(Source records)
[Start of section]

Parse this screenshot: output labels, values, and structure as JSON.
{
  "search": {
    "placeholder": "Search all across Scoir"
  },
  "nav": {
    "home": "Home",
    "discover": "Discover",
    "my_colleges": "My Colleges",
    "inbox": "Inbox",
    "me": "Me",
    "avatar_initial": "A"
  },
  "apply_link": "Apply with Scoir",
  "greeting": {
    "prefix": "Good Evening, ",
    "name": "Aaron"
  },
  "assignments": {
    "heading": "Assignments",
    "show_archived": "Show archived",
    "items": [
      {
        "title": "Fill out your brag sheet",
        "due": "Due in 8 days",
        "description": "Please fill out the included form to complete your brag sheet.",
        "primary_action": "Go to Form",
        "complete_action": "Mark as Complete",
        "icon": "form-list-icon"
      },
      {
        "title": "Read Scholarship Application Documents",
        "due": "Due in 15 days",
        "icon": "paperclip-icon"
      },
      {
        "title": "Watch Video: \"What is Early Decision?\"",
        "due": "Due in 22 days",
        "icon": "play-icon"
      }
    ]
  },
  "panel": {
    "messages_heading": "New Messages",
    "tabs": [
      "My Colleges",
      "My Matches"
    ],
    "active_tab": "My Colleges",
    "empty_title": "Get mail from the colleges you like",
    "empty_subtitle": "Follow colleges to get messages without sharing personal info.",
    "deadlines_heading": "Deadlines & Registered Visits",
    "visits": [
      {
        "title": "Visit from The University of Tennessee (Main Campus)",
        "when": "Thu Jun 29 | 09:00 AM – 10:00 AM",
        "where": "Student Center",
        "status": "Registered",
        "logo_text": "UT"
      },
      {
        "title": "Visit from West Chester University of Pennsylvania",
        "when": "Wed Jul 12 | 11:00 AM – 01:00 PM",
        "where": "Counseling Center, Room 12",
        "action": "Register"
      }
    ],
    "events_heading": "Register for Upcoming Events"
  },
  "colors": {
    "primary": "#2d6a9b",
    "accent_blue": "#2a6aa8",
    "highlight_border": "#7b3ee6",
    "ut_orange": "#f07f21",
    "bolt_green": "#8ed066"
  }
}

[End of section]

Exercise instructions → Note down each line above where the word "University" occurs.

Result →
        "title": "Visit from The University of Tennessee (Main Campus)",
        "title": "Visit from West Chester University of Pennsylvania",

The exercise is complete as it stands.